Characterizing Distinct Subtypes of Autoimmune Blistering Skin Diseases

Epidermolysis bullosa
Epidermolysis bullosa
The clinical features and treatment responses of immunoglobulin A (IgA)-mediated epidermolysis bullosa acquisita(IgA-mediated EBA) and linear IgA bullous dermatosis (LABD) are characterized.

The laboratory and clinical characteristics of immunoglobulin A (IgA)-mediated epidermolysis bullosa acquisita (EBA) compared with linear IgA bullous dermatosis (LABD) was described in study data published in JAMA Dermatology. Given its clinical profile and the intensive treatment required, investigators suggested that EBA be considered a separate disease entity from LABD.
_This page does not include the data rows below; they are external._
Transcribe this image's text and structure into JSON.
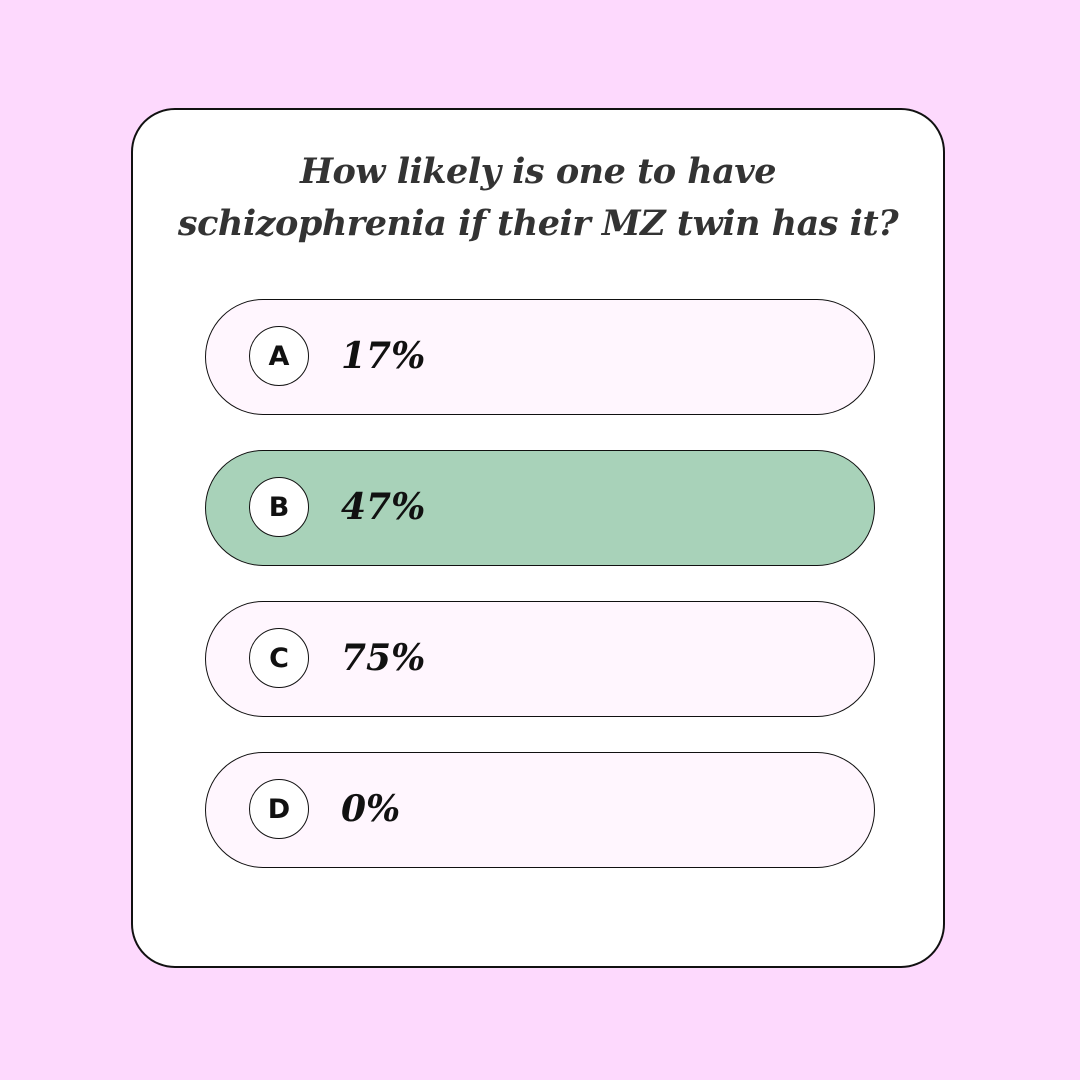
{
  "quiz": {
    "question_line1": "How likely is one to have",
    "question_line2": "schizophrenia if their MZ twin has it?",
    "selected_option": "B",
    "options": [
      {
        "letter": "A",
        "value": "17%"
      },
      {
        "letter": "B",
        "value": "47%"
      },
      {
        "letter": "C",
        "value": "75%"
      },
      {
        "letter": "D",
        "value": "0%"
      }
    ]
  },
  "colors": {
    "background": "#fdd9fd",
    "card": "#ffffff",
    "option_default": "#fff6fe",
    "option_selected": "#a8d2b9",
    "border": "#111111"
  }
}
IgA-mediated EBA is an autoimmune blistering skin condition currently considered to be part of the LABD disease spectrum. The clinical features of IgA EBA are poorly characterized due to the small number of reported cases. To inform this gap, investigators extracted data from an autoimmune disease diagnostic laboratory in Germany. Patients diagnosed with LABD, IgA EBA, and IgG EBA from October 2010 to July 2019 were included in the study. IgG-mediated EBA, a more common condition than IgA-mediated EBA, comprises its own distinct disease category. Investigators conducted a retrospective analysis of the clinical features and laboratory figures of each diagnostic category.

The retrospective review yielded 300 total cases: 21 with IgA EBA (57% women); 222 with LABD (51% women); and 57 with IgG EBA (51% women). Age of onset varied significantly between groups: median (range) age at diagnosis was 64 (4-81) years for IgA EBA, 56 (3-92) years for IgG EBA, and 70 (1-94) years for LABD. Age of onset did not appear to vary by sex. The clinical presentation of IgA EBA was heterogenous and differed significantly from LABD. There were 4 patients with IgA EBA who were described in depth: 2 presented with “blistering…wheals resembling bullous pemphigoid,” and the remaining 2 had excoriated papules. In all cases, skin lesions involved the upper and lower extremities. Lesions were present in the trunk in 1 case, the oral mucosa in 2 cases, and the nasal mucosa in 1 case. All patients received treatment with dapsone, the primary treatment option for LABD. Only 1 case achieved remission with dapsone; another case required concomitant treatment with intravenous dexamethasone, topical corticosteroids, and mycophenolate mofetil. The remaining 2 patients achieved only partial remission despite combination treatment with dapsone and various other biologic and/or steroid agents.

Based on the distinct clinical features and poor overall response to primary LABD treatment, investigators recommended that IgA EBA be considered its own disease. However, given the small number of studied cases, further study is necessary to better profile IgA EBA.

“Results of this study support that…IgA-mediated cases of [pemphigoid diseases] are not part of the spectrum of LABD but instead constitute a separate disease phenotypically closer to EBA, and may be more common than previously thought,” investigators wrote.


Becker M, Schumacher N, Schmidt E, Zillikens D, Sadik CD. Evaluation and comparison of clinical and laboratory characteristics of patients with IgA epidermolysis bullosa acquisita, linear IgA bullous dermatosis, and IgG epidermolysis bullosa acquisita. JAMA Dermatol. Published online June 23, 2021. doi: 10.1001/jamadermatol.2021.0762